1. Religious practice, in United Methodism (and other Protestant traditions) has become a tangible asset. Many forms of religious experience are treated like a tangible economic commodity to be packaged, branded, and sold.
2. A monetary-like value is attached to certain forms of religious expression and experience. These “valuable” experiences become the gold standard for determining the value of all other religious traditions, expressions, and experiences throughout the global religious marketplace.
3. As with the free-market capitalist system it mimics, competition for the most valuable resources leads to scarcity and uncontrollable market driven forces. Some churches are seen to “have” certain commodities and resources while others do not.
4. Churches with the majority of resources have the ability to define the value of the faith experience, thus monopolizing the ability to grow their churches even in a so called free-market religious environment. A small number of large churches determine the practices to be followed by denominations and churches all over the country. This forces small churches to spend money they don’t have to keep up with new trends. In many instances, the products which the new faith experiences are marketed and sold by the larger churches themselves. Thus the resource and income gap grows wider. As these trends quickly change, so does the need for small churches to spend more of their limited resources.

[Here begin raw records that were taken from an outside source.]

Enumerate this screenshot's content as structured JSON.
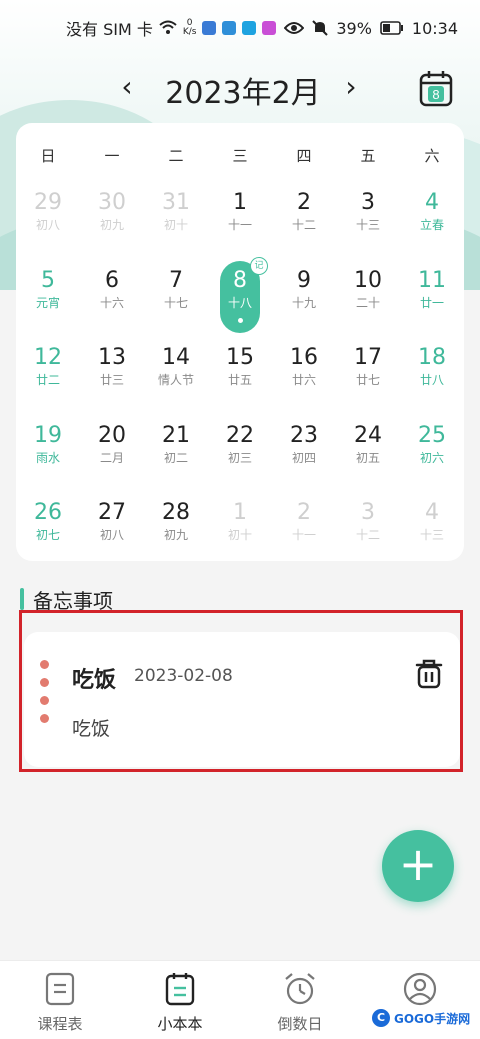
{
  "status_bar": {
    "carrier": "没有 SIM 卡",
    "speed_value": "0",
    "speed_unit": "K/s",
    "battery": "39%",
    "time": "10:34"
  },
  "header": {
    "month_title": "2023年2月",
    "prev_icon": "chevron-left-icon",
    "next_icon": "chevron-right-icon",
    "calendar_today_num": "8"
  },
  "calendar": {
    "weekdays": [
      "日",
      "一",
      "二",
      "三",
      "四",
      "五",
      "六"
    ],
    "accent": "#45c09f",
    "selected_badge": "记",
    "days": [
      {
        "num": "29",
        "sub": "初八",
        "muted": true
      },
      {
        "num": "30",
        "sub": "初九",
        "muted": true
      },
      {
        "num": "31",
        "sub": "初十",
        "muted": true
      },
      {
        "num": "1",
        "sub": "十一"
      },
      {
        "num": "2",
        "sub": "十二"
      },
      {
        "num": "3",
        "sub": "十三"
      },
      {
        "num": "4",
        "sub": "立春",
        "weekend": true
      },
      {
        "num": "5",
        "sub": "元宵",
        "weekend": true
      },
      {
        "num": "6",
        "sub": "十六"
      },
      {
        "num": "7",
        "sub": "十七"
      },
      {
        "num": "8",
        "sub": "十八",
        "selected": true
      },
      {
        "num": "9",
        "sub": "十九"
      },
      {
        "num": "10",
        "sub": "二十"
      },
      {
        "num": "11",
        "sub": "廿一",
        "weekend": true
      },
      {
        "num": "12",
        "sub": "廿二",
        "weekend": true
      },
      {
        "num": "13",
        "sub": "廿三"
      },
      {
        "num": "14",
        "sub": "情人节"
      },
      {
        "num": "15",
        "sub": "廿五"
      },
      {
        "num": "16",
        "sub": "廿六"
      },
      {
        "num": "17",
        "sub": "廿七"
      },
      {
        "num": "18",
        "sub": "廿八",
        "weekend": true
      },
      {
        "num": "19",
        "sub": "雨水",
        "weekend": true
      },
      {
        "num": "20",
        "sub": "二月"
      },
      {
        "num": "21",
        "sub": "初二"
      },
      {
        "num": "22",
        "sub": "初三"
      },
      {
        "num": "23",
        "sub": "初四"
      },
      {
        "num": "24",
        "sub": "初五"
      },
      {
        "num": "25",
        "sub": "初六",
        "weekend": true
      },
      {
        "num": "26",
        "sub": "初七",
        "weekend": true
      },
      {
        "num": "27",
        "sub": "初八"
      },
      {
        "num": "28",
        "sub": "初九"
      },
      {
        "num": "1",
        "sub": "初十",
        "muted": true
      },
      {
        "num": "2",
        "sub": "十一",
        "muted": true
      },
      {
        "num": "3",
        "sub": "十二",
        "muted": true
      },
      {
        "num": "4",
        "sub": "十三",
        "muted": true,
        "weekend": true
      }
    ]
  },
  "memo_section": {
    "title": "备忘事项",
    "items": [
      {
        "title": "吃饭",
        "date": "2023-02-08",
        "body": "吃饭",
        "delete_icon": "trash-icon"
      }
    ]
  },
  "fab": {
    "label": "+"
  },
  "bottom_nav": {
    "items": [
      {
        "label": "课程表",
        "icon": "schedule-icon"
      },
      {
        "label": "小本本",
        "icon": "notebook-icon",
        "active": true
      },
      {
        "label": "倒数日",
        "icon": "alarm-clock-icon"
      },
      {
        "label": "",
        "icon": "profile-icon"
      }
    ]
  },
  "watermark": {
    "text": "GOGO手游网",
    "logo": "C"
  }
}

5. When the United Methodist Church is entangled with the status quo, one which treats faith as another socio-economic commodity, we cease all prophetic witness and ministry. We become mirrors for the income inequality and economic divisions demanding our prophetic voice. How can we call out a system we’re helping to maintain?
6. The church is called to be a counter-cultural alternative to the consumer driven norms dominating our society. It doesn’t matter how wonderful our programs are if we’re implicated in the economic dysfunctions haunting America’s middle class.
7. The economic stratification our faith and religious resource inequality is destroying the church’s ability to witness to the love of Jesus Christ; not because God’s love requires money to be shared. Instead, our churches are churches are paying too many salaries for too many people who they’ve never met.
8. We’ve bought into the lies which say money feeds missions and Christian service costs money. How much did you spend on your last mission trip? Will the mission money be freed up from elsewhere if we weren’t marketing a product, fighting over distribution, and ultimately who will reap the profits? Someone always makes a profit from the product. If our religious practice has become a material commodity, who profits most. Who suffers? Whose voice is never heard?
9. Jesus rejected the wealth we seem bent on embracing. His grant application process was notoriously brief. What money came his way went back out again very quickly.
10. The packaging, branding and selling of his own religious tradition was of great concern to Jesus. Shouldn’t it be for us?